Dismissing the Crazy Cage scale etc. for a moment, and observing what 8mm is actually about, it is arguable to suggest that, as a film, it really is a product of its time and could not be made now. 8mm’s lack of possibility to be made in 2019 is not because of its vulgarity here and there, but because of pornographic movie consumption being parallel to watching videos on YouTube, and no longer having a meaningful or infamous presence on VHS. Do people even buy porn mags anymore either? Additionally, 8mm is quite remarkable in that it is a film about porn which is not a drama or comedy. Preceding 8mm’s 1999 release, the acclaimed Boogie Nights and porn-parody Orgazmo were both released in 1997 (US), and then fast-forward to 2008, you have Zack and Miri Make a Porno.
Unlike Boogie Nights, 8mm was not received well by critics and did not receive any Oscar nominations like the PTA hipster hit. Instead, its sadism and general vulgarity were criticised. Despite the 90s possessing a slight revisionism of being 100% edgy and dangerous, 8mm was a little too hot to handle. But maybe the hottest aspect of 8mm was its director, Joel Schumacher, directing this film straight after Batman & Robin – from Bat-nipples to dodgy porn, essentially.
Ultimately, how is 8mm remembered?
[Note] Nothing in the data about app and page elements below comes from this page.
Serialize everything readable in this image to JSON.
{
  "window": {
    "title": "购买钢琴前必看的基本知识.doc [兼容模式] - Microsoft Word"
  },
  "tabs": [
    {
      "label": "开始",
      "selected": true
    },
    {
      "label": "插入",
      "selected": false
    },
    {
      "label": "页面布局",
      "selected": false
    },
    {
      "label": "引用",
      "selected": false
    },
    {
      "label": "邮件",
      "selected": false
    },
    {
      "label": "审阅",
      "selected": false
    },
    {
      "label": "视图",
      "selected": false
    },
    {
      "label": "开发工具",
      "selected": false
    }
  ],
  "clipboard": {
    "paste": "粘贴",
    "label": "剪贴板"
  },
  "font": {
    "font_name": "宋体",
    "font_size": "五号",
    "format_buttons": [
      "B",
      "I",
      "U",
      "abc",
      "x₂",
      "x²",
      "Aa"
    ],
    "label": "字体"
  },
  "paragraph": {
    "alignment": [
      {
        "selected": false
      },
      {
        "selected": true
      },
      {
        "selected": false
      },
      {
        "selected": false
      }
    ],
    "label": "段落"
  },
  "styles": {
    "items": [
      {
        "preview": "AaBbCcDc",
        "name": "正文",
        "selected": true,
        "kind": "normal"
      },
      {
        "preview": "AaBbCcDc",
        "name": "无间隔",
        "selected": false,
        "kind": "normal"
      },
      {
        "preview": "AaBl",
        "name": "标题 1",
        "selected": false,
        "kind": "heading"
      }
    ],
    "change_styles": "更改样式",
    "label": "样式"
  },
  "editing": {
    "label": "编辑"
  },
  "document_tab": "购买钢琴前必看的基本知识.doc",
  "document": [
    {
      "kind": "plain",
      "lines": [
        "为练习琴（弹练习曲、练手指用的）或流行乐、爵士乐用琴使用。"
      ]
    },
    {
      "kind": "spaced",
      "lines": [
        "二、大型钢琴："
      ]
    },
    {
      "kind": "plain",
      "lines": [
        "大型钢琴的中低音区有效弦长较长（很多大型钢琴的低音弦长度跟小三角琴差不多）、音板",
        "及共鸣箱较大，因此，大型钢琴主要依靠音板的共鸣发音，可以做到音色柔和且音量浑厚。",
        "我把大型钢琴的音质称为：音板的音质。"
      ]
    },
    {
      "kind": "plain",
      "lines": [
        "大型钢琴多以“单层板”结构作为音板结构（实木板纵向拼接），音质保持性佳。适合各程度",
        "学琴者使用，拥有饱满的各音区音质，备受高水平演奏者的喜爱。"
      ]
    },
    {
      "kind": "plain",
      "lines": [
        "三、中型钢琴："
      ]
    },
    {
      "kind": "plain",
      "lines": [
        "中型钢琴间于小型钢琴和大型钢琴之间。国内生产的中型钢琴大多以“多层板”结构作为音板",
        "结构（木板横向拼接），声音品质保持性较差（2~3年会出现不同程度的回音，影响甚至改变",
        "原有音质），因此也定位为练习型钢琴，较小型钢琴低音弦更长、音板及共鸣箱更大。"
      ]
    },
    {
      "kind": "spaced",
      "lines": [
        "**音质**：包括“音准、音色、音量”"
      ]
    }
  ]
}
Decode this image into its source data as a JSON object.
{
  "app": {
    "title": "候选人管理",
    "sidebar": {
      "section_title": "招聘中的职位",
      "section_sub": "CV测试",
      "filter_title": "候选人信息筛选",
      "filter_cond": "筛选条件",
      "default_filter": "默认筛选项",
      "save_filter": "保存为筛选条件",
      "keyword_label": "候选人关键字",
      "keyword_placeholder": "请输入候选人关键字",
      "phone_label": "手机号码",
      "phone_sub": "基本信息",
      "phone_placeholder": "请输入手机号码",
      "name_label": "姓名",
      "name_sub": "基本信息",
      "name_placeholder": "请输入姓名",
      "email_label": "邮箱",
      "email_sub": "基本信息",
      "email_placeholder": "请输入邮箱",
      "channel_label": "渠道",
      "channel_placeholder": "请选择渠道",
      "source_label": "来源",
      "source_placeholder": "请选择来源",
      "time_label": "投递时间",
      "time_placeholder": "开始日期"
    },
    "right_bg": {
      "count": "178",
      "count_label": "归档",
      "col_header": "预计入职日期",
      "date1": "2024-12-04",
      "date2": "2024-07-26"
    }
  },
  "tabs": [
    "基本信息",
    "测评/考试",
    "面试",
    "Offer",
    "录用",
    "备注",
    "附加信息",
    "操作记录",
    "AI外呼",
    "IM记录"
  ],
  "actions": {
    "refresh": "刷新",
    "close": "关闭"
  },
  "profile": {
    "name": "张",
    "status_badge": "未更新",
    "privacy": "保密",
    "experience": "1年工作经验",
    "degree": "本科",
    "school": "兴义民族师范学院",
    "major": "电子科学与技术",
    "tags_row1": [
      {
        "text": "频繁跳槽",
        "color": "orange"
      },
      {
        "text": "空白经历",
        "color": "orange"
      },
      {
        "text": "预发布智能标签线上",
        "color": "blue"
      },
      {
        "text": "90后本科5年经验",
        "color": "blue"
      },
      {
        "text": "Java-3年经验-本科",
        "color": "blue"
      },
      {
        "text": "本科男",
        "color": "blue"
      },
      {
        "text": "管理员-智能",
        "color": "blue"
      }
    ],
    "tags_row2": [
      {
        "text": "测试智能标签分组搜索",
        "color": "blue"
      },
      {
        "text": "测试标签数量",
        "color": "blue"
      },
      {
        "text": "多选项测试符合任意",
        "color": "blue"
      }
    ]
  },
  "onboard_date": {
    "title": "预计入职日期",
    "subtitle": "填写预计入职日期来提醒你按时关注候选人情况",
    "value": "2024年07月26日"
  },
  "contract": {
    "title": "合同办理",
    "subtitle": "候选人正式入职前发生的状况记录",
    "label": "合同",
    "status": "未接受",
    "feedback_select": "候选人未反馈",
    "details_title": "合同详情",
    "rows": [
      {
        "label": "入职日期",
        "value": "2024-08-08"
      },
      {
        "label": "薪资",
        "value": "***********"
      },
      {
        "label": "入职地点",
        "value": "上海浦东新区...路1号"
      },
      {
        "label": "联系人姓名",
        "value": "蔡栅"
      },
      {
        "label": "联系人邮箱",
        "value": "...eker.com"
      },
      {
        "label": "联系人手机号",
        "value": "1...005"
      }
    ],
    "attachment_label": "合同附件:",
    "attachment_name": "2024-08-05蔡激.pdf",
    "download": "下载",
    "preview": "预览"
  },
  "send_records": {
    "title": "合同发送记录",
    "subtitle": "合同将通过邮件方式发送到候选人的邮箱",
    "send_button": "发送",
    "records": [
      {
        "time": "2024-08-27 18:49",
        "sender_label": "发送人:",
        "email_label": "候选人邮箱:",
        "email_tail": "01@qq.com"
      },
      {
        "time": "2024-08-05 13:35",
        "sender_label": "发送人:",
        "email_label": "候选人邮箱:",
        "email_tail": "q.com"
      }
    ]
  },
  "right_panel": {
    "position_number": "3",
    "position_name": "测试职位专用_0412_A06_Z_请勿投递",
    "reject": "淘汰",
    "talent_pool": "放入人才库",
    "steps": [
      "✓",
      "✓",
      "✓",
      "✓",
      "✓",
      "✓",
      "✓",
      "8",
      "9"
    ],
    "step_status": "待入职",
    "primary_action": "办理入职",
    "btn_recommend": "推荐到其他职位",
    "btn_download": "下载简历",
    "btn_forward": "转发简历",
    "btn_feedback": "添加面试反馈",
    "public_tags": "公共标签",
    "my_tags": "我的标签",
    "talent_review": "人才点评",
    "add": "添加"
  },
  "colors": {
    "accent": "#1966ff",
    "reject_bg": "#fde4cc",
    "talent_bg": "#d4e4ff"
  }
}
Ironically, the early 90s was slightly contagious of films centering on the erotica of sex (Basic Instinct and Slither), but come the end of the decade, you are presented with the vulgar and malicious sides of sex, in 8mm – the 90s started with the good, and concluded with both the bad and ugly. 8mm is great in that it was ballsy enough to attempt a story exploring this side of pornographic film. Like many great films, 8mm has a sequel: 8mm 2. And like many direct-to-video sequels, 8mm 2 has no connection to the original film.